=== Section Start ===

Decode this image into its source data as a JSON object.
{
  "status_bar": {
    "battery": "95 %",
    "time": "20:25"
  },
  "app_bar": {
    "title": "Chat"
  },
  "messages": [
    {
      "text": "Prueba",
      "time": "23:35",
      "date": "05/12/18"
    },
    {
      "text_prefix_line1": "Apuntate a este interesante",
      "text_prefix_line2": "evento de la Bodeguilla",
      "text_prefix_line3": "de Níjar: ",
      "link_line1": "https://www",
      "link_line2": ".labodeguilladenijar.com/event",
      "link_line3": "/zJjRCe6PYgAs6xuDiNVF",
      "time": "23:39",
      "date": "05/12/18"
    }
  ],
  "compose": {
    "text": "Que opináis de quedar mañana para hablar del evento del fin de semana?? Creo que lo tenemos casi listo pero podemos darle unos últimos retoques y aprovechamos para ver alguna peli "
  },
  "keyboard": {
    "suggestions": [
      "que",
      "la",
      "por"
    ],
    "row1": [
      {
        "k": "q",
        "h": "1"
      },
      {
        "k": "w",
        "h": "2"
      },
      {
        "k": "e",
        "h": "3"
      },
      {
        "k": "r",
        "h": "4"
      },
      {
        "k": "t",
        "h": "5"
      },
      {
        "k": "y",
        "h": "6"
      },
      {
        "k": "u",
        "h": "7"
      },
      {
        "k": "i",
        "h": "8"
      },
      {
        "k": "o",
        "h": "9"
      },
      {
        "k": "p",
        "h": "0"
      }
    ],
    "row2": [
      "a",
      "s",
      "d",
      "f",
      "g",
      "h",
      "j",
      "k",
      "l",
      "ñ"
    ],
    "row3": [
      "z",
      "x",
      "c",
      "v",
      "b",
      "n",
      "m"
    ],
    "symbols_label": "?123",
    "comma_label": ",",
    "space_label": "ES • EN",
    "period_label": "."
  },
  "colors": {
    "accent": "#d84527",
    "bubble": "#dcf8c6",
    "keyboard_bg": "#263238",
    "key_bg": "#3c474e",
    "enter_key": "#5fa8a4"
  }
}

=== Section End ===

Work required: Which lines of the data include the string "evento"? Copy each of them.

Output below:
      "text_prefix_line2": "evento de la Bodeguilla",
    "text": "Que opináis de quedar mañana para hablar del evento del fin de semana?? Creo que lo tenemos casi listo pero podemos darle unos últimos retoques y aprovechamos para ver alguna peli "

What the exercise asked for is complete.